As a side note, I ran across the blog post 13 Best Practices for Using Helm, which I recommend if you find yourself stepping into the world of using Helm to help manage Kubernetes manifests for your applications.

For developers who are being asked to be responsible for their code running in production, running apps with Kubernetes provides useful levers and feedback loops. Taking advantage of Kubernetes in your development flow is not going to speed up that tight loop where you’re enabling a new HTTP endpoint, but it can make a notable difference when you get the stage of integration, acceptance, and functional testing — the places where you verify correctness, performance analysis, and resiliency testing. As a developer, if you know what Kubernetes is looking for, you can write code to communicate back to the cluster. This in turn lets the cluster manage your code – individually or at scale – far more effectively. Kubernetes has the concept of liveness and readiness probes for any application. By crafting extensions on your application, you can provide direct signals of when things are all good, when there’s trouble, and when your app needs to restart.

The same pattern of interaction that Kubernetes uses to manage its resources is used by observability tools. Once you’re comfortable sending signals to Kubernetes, you can extend that and send metrics, logs, and even distributed tracing – about how your application is working with the details that let you debug, or forecast, how your code operates. Open source observability tools such as Prometheus, Grafana, and Jaeger all comfortably run within Kubernetes, enabling you to quickly provide observability to your apps. The same observability that you use in production can provide you with additional insights to experiment and explore during development.
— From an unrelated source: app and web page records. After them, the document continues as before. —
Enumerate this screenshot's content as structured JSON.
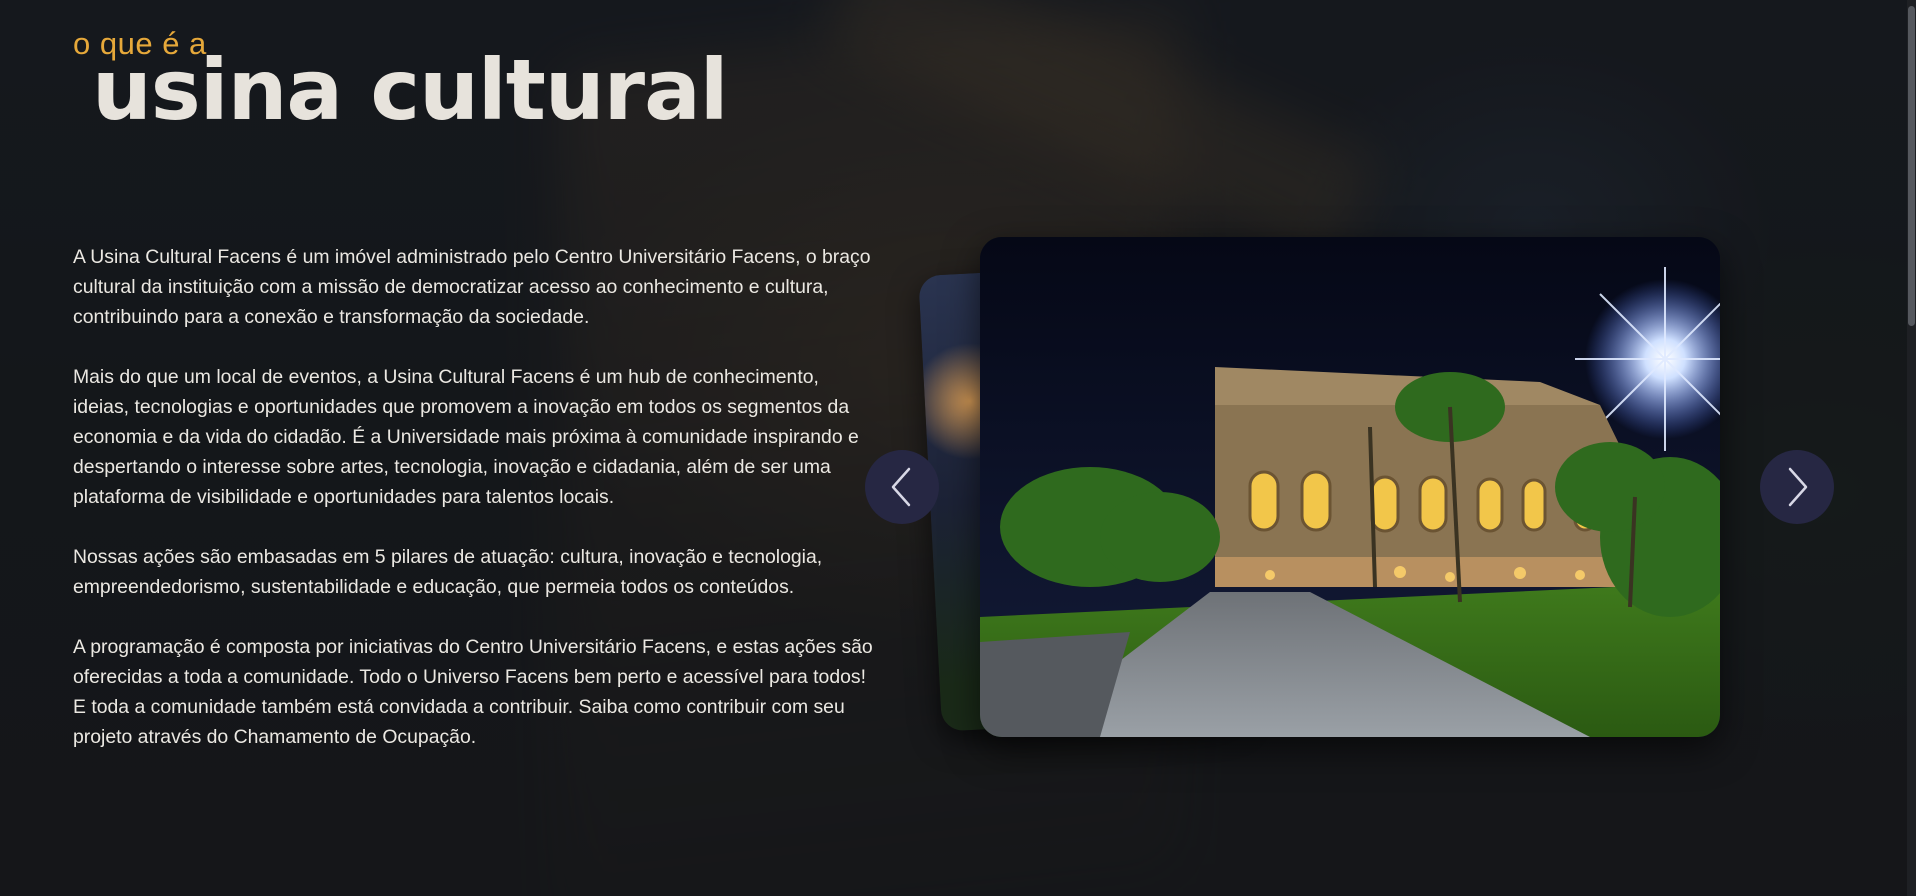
{
  "header": {
    "kicker": "o que é a",
    "title": "usina cultural"
  },
  "paragraphs": [
    "A Usina Cultural Facens é um imóvel administrado pelo Centro Universitário Facens, o braço cultural da instituição com a missão de democratizar acesso ao conhecimento e cultura, contribuindo para a conexão e transformação da sociedade.",
    "Mais do que um local de eventos, a Usina Cultural Facens é um hub de conhecimento, ideias, tecnologias e oportunidades que promovem a inovação em todos os segmentos da economia e da vida do cidadão. É a Universidade mais próxima à comunidade inspirando e despertando o interesse sobre artes, tecnologia, inovação e cidadania, além de ser uma plataforma de visibilidade e oportunidades para talentos locais.",
    "Nossas ações são embasadas em 5 pilares de atuação: cultura, inovação e tecnologia, empreendedorismo, sustentabilidade e educação, que permeia todos os conteúdos.",
    "A programação é composta por iniciativas do Centro Universitário Facens, e estas ações são oferecidas a toda a comunidade. Todo o Universo Facens bem perto e acessível para todos! E toda a comunidade também está convidada a contribuir. Saiba como contribuir com seu projeto através do Chamamento de Ocupação."
  ],
  "carousel": {
    "prev_icon": "chevron-left-icon",
    "next_icon": "chevron-right-icon"
  },
  "colors": {
    "accent": "#e6a83a",
    "title": "#e7e3dc",
    "arrow_bg": "#262743"
  }
}
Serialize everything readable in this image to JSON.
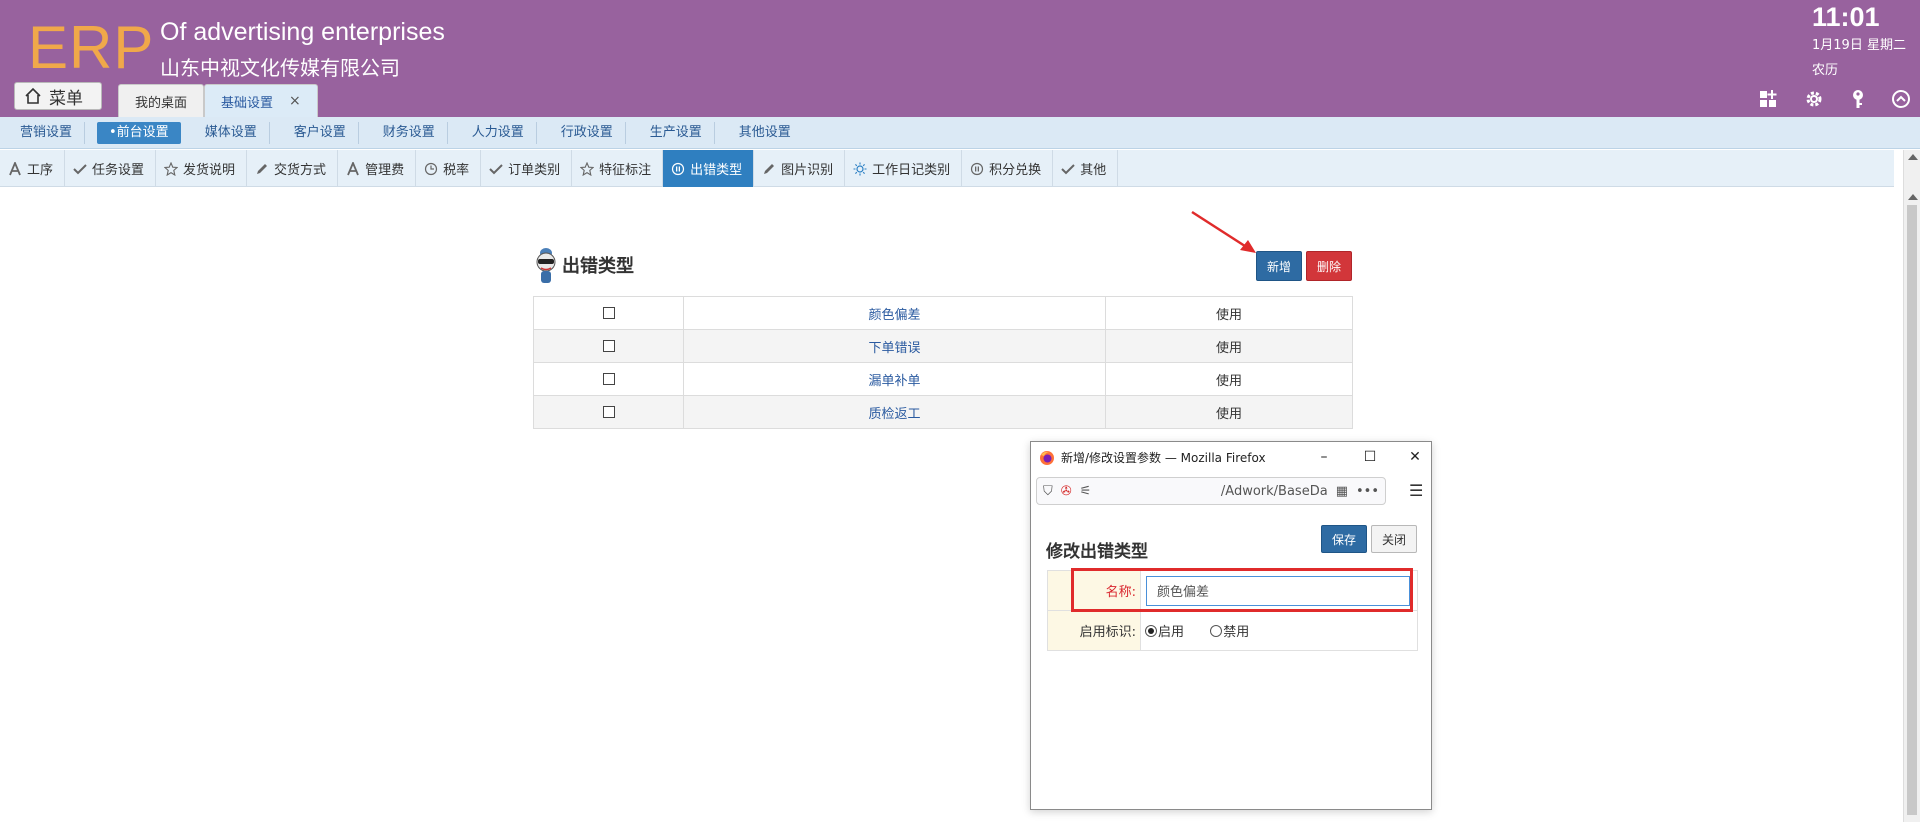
{
  "header": {
    "logo": "ERP",
    "title_en": "Of advertising enterprises",
    "title_cn": "山东中视文化传媒有限公司",
    "time": "11:01",
    "date": "1月19日 星期二",
    "lunar": "农历",
    "menu_label": "菜单",
    "tabs": [
      {
        "label": "我的桌面"
      },
      {
        "label": "基础设置",
        "close": "×"
      }
    ]
  },
  "nav2": {
    "items": [
      "营销设置",
      "•前台设置",
      "媒体设置",
      "客户设置",
      "财务设置",
      "人力设置",
      "行政设置",
      "生产设置",
      "其他设置"
    ]
  },
  "nav3": {
    "items": [
      "工序",
      "任务设置",
      "发货说明",
      "交货方式",
      "管理费",
      "税率",
      "订单类别",
      "特征标注",
      "出错类型",
      "图片识别",
      "工作日记类别",
      "积分兑换",
      "其他"
    ]
  },
  "panel": {
    "title": "出错类型",
    "add_label": "新增",
    "delete_label": "删除",
    "rows": [
      {
        "name": "颜色偏差",
        "status": "使用"
      },
      {
        "name": "下单错误",
        "status": "使用"
      },
      {
        "name": "漏单补单",
        "status": "使用"
      },
      {
        "name": "质检返工",
        "status": "使用"
      }
    ]
  },
  "popup": {
    "window_title": "新增/修改设置参数 — Mozilla Firefox",
    "url": "/Adwork/BaseDa",
    "heading": "修改出错类型",
    "save_label": "保存",
    "close_label": "关闭",
    "name_label": "名称:",
    "name_value": "颜色偏差",
    "flag_label": "启用标识:",
    "enable_label": "启用",
    "disable_label": "禁用"
  },
  "colors": {
    "header_bg": "#98629e",
    "logo": "#f0a84a",
    "active_tab": "#2f7fc0",
    "primary_button": "#2e6ba3",
    "danger_button": "#d2363a"
  }
}
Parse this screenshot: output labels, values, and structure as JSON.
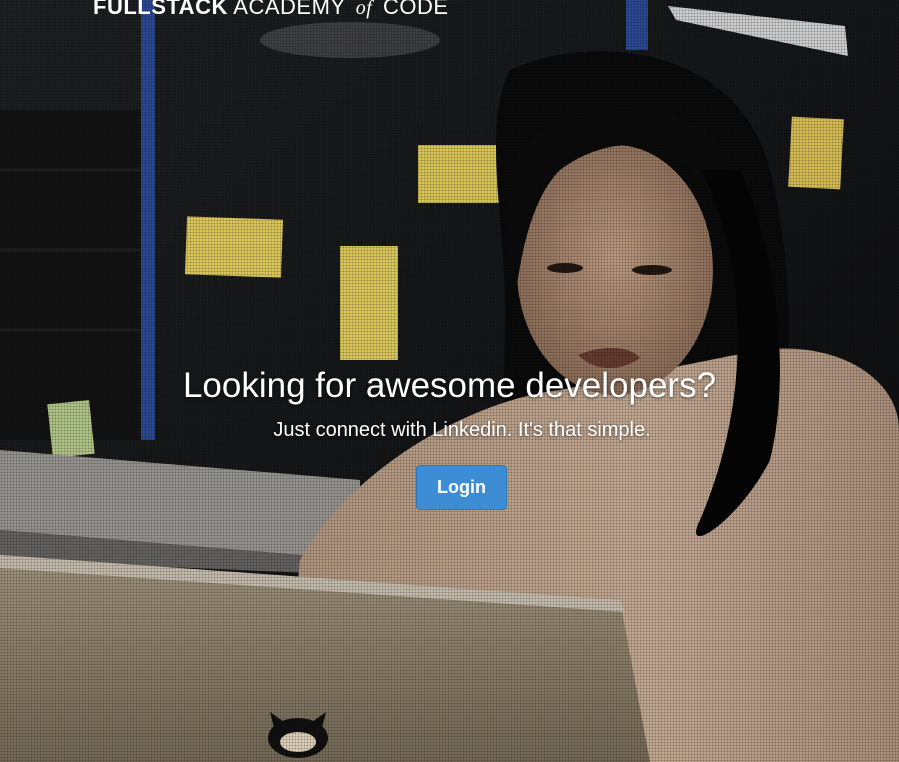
{
  "brand": {
    "name_strong": "FULLSTACK",
    "name_light": "ACADEMY",
    "name_of": "of",
    "name_end": "CODE"
  },
  "hero": {
    "headline": "Looking for awesome developers?",
    "subline": "Just connect with Linkedin. It's that simple.",
    "login_label": "Login"
  },
  "colors": {
    "button_bg": "#3c8dd3",
    "button_border": "#2f78b8",
    "text": "#ffffff",
    "sticky_note": "#e6d361"
  }
}
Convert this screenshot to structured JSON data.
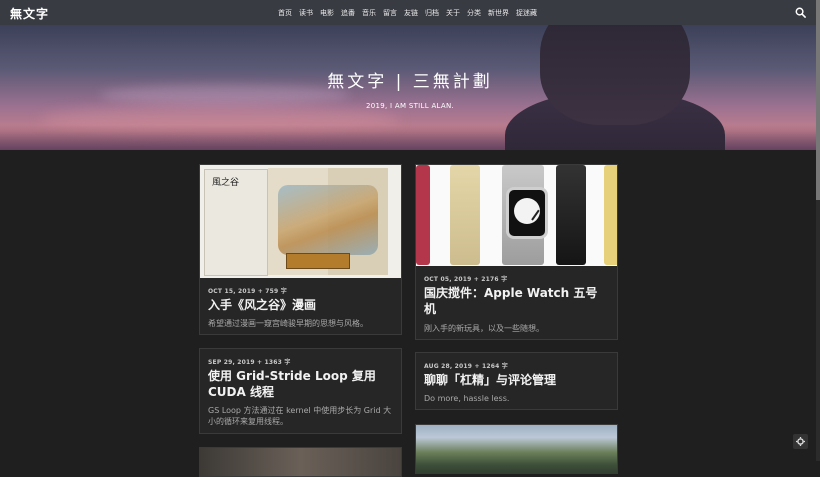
{
  "site": {
    "logo": "無文字",
    "menu": [
      "首页",
      "读书",
      "电影",
      "追番",
      "音乐",
      "留言",
      "友链",
      "归档",
      "关于",
      "分类",
      "新世界",
      "捉迷藏"
    ]
  },
  "hero": {
    "title": "無文字 | 三無計劃",
    "subtitle": "2019, I AM STILL ALAN."
  },
  "posts": [
    {
      "meta": "OCT 15, 2019 + 759 字",
      "title": "入手《风之谷》漫画",
      "excerpt": "希望通过漫画一窥宫崎骏早期的思想与风格。",
      "image_label": "風之谷"
    },
    {
      "meta": "OCT 05, 2019 + 2176 字",
      "title": "国庆搅件：Apple Watch 五号机",
      "excerpt": "刚入手的新玩具，以及一些随想。"
    },
    {
      "meta": "SEP 29, 2019 + 1363 字",
      "title": "使用 Grid-Stride Loop 复用 CUDA 线程",
      "excerpt": "GS Loop 方法通过在 kernel 中使用步长为 Grid 大小的循环来复用线程。"
    },
    {
      "meta": "AUG 28, 2019 + 1264 字",
      "title": "聊聊「杠精」与评论管理",
      "excerpt": "Do more, hassle less."
    }
  ],
  "colors": {
    "page_bg": "#1f1f1f",
    "card_bg": "#262626",
    "nav_bg": "#3c3e46"
  }
}
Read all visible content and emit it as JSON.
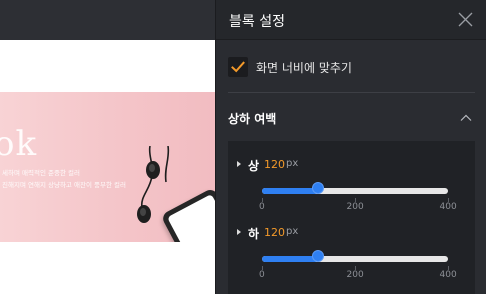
{
  "canvas": {
    "banner_word": "ok",
    "banner_line_1": "세하며 매력적인 준중한 컬러",
    "banner_line_2": "진해지며 연해지 상냥하고 애잔이 풍부한 컬러"
  },
  "panel": {
    "title": "블록 설정",
    "fit_to_screen": {
      "label": "화면 너비에 맞추기",
      "checked": true
    },
    "section": {
      "title": "상하 여백",
      "expanded": true,
      "sliders": [
        {
          "name": "상",
          "value": "120",
          "unit": "px",
          "min": 0,
          "max": 400,
          "ticks": [
            "0",
            "200",
            "400"
          ]
        },
        {
          "name": "하",
          "value": "120",
          "unit": "px",
          "min": 0,
          "max": 400,
          "ticks": [
            "0",
            "200",
            "400"
          ]
        }
      ]
    }
  },
  "colors": {
    "accent": "#2f80f2",
    "value_highlight": "#f39a2a",
    "checkbox_check": "#f39a2a",
    "panel_background": "#2a2c31"
  },
  "icons": {
    "close": "close-icon",
    "checkbox": "checkmark-icon",
    "section_toggle": "chevron-up-icon"
  }
}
A post I wrote two years ago – Adding tracing with Jaeger to an express application – is still a popular article, and I used that setup to characterize an app by capturing and visualizing traces while running an integration test.

Having been periodically responsible for large and small “dev and test labs” over several decades of my career, it appeals to me that I can create a cluster, deploy the code, run functional and performance tests, and validate the results while also getting a full load of metrics, traces, and logging details. And because it’s both ephemeral and software defined, I can create, run, capture data, and destroy in whatever iterative loop makes the most sense for what I need. In the smallest scaled scenario, where I don’t need a lot of hardware, I can verify everything on a laptop. And when I need scale, I can use a cloud provider to host a cluster, and get the scale that I need, use it, and tear it down again at the end.

Getting back into these recent from-nothing deployments into a cluster, and writing new charts, reminds me that while the primitives are great, the tooling and user-interface for developers working with this has a long, long way to go. My past experience is that developer tools can be among the last to get decent, let alone good, user interfaces. Its often only slightly ahead of the dreaded “enterprise application” tools in terms of thoughtful user-experience or visual design. With work, I think the complexities of Kubernetes could be encapsulated – visible if you needed or wanted to really see. That work should let you focus on how your app works within a cluster, and use the good stuff from Kubernetes and the surrounding community of tools to establish an effective information feedback loop. It could be so much better supporting developers and allowing them to verify, optimize, and analyze their applications.

Public Service Announcement

If you’re a lone dev, or a small team, and want to take advantage of Kubernetes as I described above, don’t abuse yourself by spinning up a big cluster for a production environment that amounts to a single, or a few, containers.

It’s incredibly easy to spend a bunch of excess money from which you get essentially no value. If you want to use Kubernetes for smaller work, start with Minikube or Rancher’s k3s, and grow to using cloud services once you’ve exceeded what you can do on a single laptop.

%d bloggers like this: